I'd like the data below restated word for word, with the pictures left out.

..........

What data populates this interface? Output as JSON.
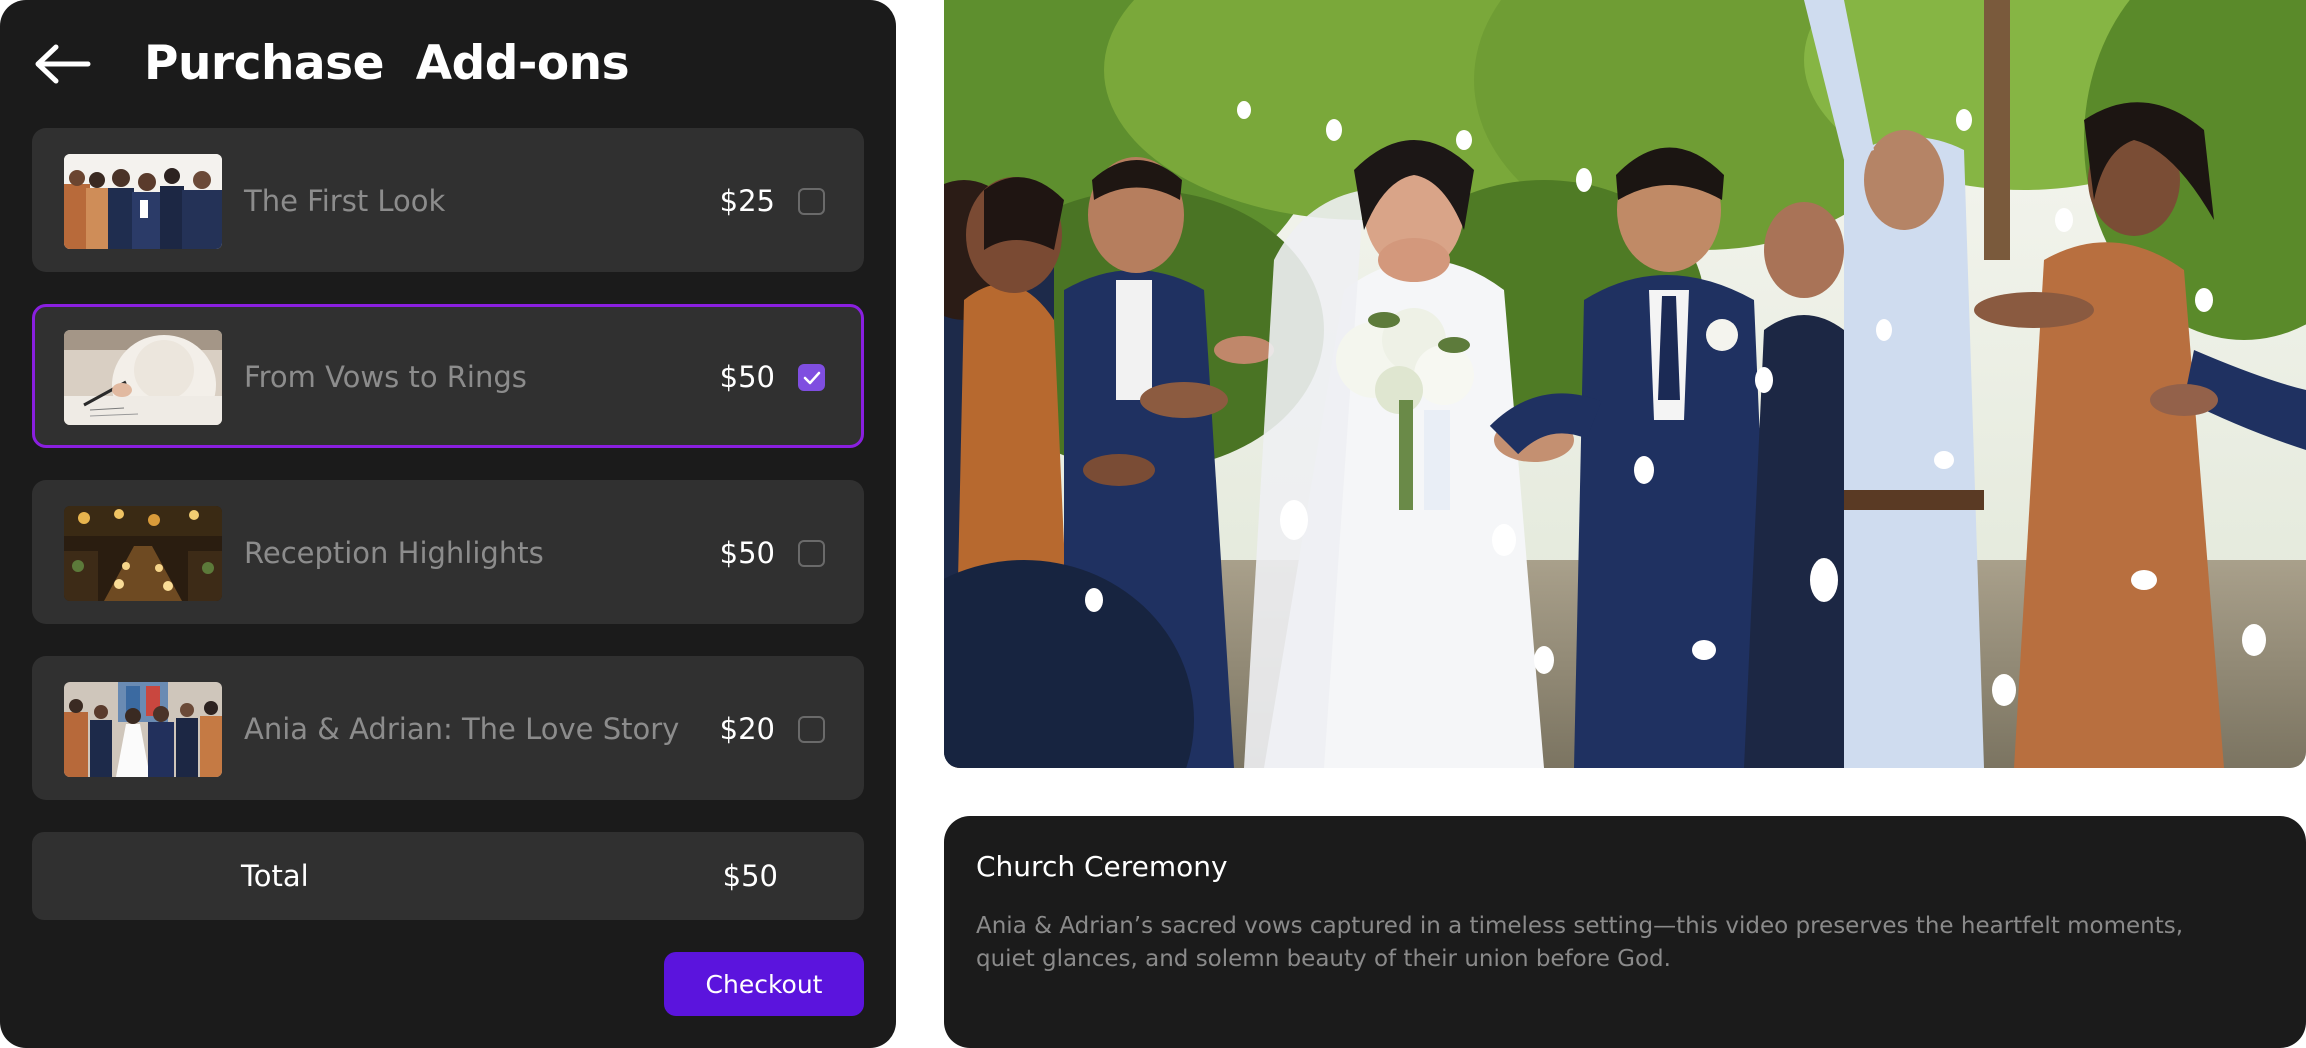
{
  "header": {
    "title": "Purchase  Add-ons",
    "back_icon": "arrow-left-icon"
  },
  "addons": [
    {
      "name": "The First Look",
      "price": "$25",
      "checked": false,
      "thumbnail": "groom-with-groomsmen"
    },
    {
      "name": "From Vows to Rings",
      "price": "$50",
      "checked": true,
      "thumbnail": "signing-document"
    },
    {
      "name": "Reception Highlights",
      "price": "$50",
      "checked": false,
      "thumbnail": "reception-hall"
    },
    {
      "name": "Ania & Adrian: The Love Story",
      "price": "$20",
      "checked": false,
      "thumbnail": "church-aisle"
    }
  ],
  "total": {
    "label": "Total",
    "value": "$50"
  },
  "checkout": {
    "label": "Checkout"
  },
  "video": {
    "title": "Church Ceremony",
    "description": "Ania & Adrian’s sacred vows captured in a timeless setting—this video preserves the heartfelt moments, quiet glances, and solemn beauty of their union before God."
  },
  "colors": {
    "panel_bg": "#1b1b1b",
    "row_bg": "#303030",
    "selected_border": "#8a1fe0",
    "checkbox_checked": "#7f4ee0",
    "checkout_bg": "#5b14dd"
  }
}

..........

ANSWER AREA =
What data populates this interface? Output as JSON.
{
  "header": {
    "title": "Purchase  Add-ons",
    "back_icon": "arrow-left-icon"
  },
  "addons": [
    {
      "name": "The First Look",
      "price": "$25",
      "checked": false,
      "thumbnail": "groom-with-groomsmen"
    },
    {
      "name": "From Vows to Rings",
      "price": "$50",
      "checked": true,
      "thumbnail": "signing-document"
    },
    {
      "name": "Reception Highlights",
      "price": "$50",
      "checked": false,
      "thumbnail": "reception-hall"
    },
    {
      "name": "Ania & Adrian: The Love Story",
      "price": "$20",
      "checked": false,
      "thumbnail": "church-aisle"
    }
  ],
  "total": {
    "label": "Total",
    "value": "$50"
  },
  "checkout": {
    "label": "Checkout"
  },
  "video": {
    "title": "Church Ceremony",
    "description": "Ania & Adrian’s sacred vows captured in a timeless setting—this video preserves the heartfelt moments, quiet glances, and solemn beauty of their union before God."
  },
  "colors": {
    "panel_bg": "#1b1b1b",
    "row_bg": "#303030",
    "selected_border": "#8a1fe0",
    "checkbox_checked": "#7f4ee0",
    "checkout_bg": "#5b14dd"
  }
}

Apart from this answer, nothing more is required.